It was all business -- literally -- at Saturday's (May 14) Detroit Hip-Hop Summit on Financial Empowerment, the first stop on the Hip-Hop Action Summit Network's (HSAN) seven-city Get Your Money Right
It was all business -- literally -- at Saturday's (May 14) Detroit Hip-Hop Summit on Financial Empowerment, the first stop on the Hip-Hop Action Summit Network's (HSAN) seven-city Get Your Money Right Tour. The capacity crowd of 2,100 at Detroit's Orchestra Hall heard hometown hero Eminem, Lil Jon, Master P, Common and Fantasia discuss their own journeys from poverty to multi-millions during the three-hour session.
Eminem, on hand for the last half-hour of the event, advised attendees to "have a Plan B, because if you don't and you bank everything on that one shot you have [to be a rap star] and it don't work, you're kinda stuck with nothing." He also said that dropping out of high school to pursue a rap career "wasn't a smart decision."

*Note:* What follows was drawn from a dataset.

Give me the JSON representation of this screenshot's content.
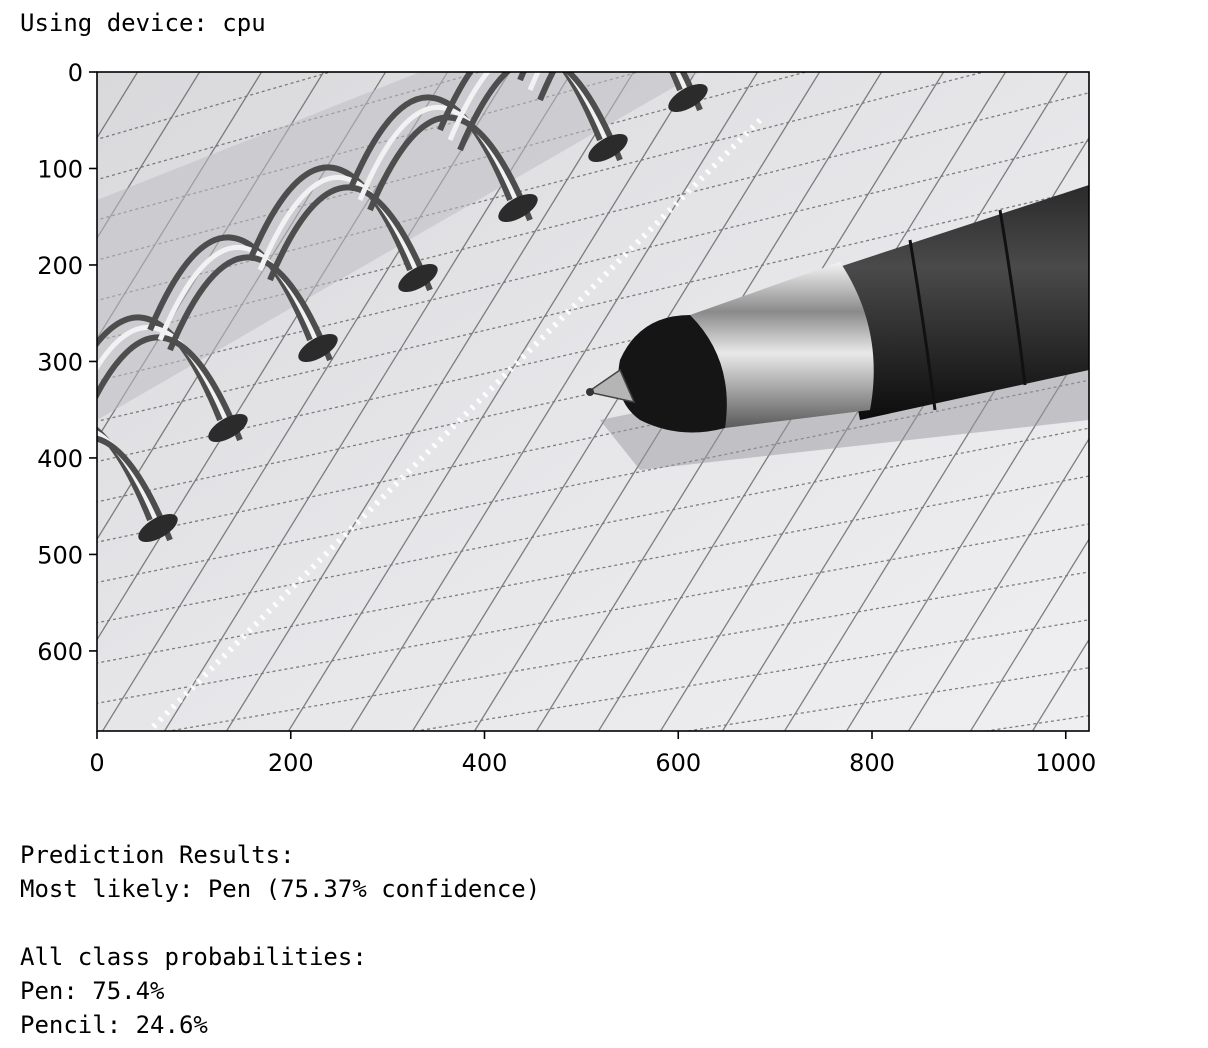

Lil Jon and Master P detailed their rises as independent rap entrepreneurs, while Common spoke about real estate investments he made with his mother's advice and guidance. Run-DMC's Reverend Run called money "a spiritual entity" and spoke about the need to use it to give back to the community via music and other forms of service. The panel was moderated by former 3rd Bass rapper MC Serch, now a morning radio DJ in Detroit.
Despite describing 50 Cent as "50 Cents," best-selling author and CNBC host Suze Orman held the audience's attention as she offered expert advice about managing their finances, debt and how to build a good credit rating. "Let's get real; you don't have any money," she said, to appreciative laughter. "You get your money right by learning how to make more out of less money."
Though the summit ended with Common performing an impromptu rap and Eminem and others signing autographs, its academic tone struck a sour note with some. "It was boring," said Eric Aldridge, 18, of Detroit. "It was straight-up, but it wasn't all it was cracked up to be. I thought it would be different than this."
Richard Griffin of the Ann Arbor office of Merrill Lynch understood that reaction. "We've got a young crowd here. They're star-struck," he said. "But there are young entrepreneurs here, too, who have questions about budgets and retirement. That's good to see."
One of those was Nikita Harper, 33, of Detroit, who came to the summit with her eight-year-old daughter and nine-month-old son. Harper is hoping to start a fitness center in Detroit, while her husband, who works at the Westin Hotel at Detroit Metro Airport, is starting his own record label. Harper wanted information for herself but also wanted her daughter to learn something from the participants.
"She doesn't know who Russell Simmons is," Harper said, "but I explained to her that all these people started with very little money and now have millions. She understands that."
Over the next five months, the Get Your Money Right tour will also hold summits in Washington, D.C., Atlanta, St. Louis, Kansas City, Mo., Trenton, N.J., and Chicago.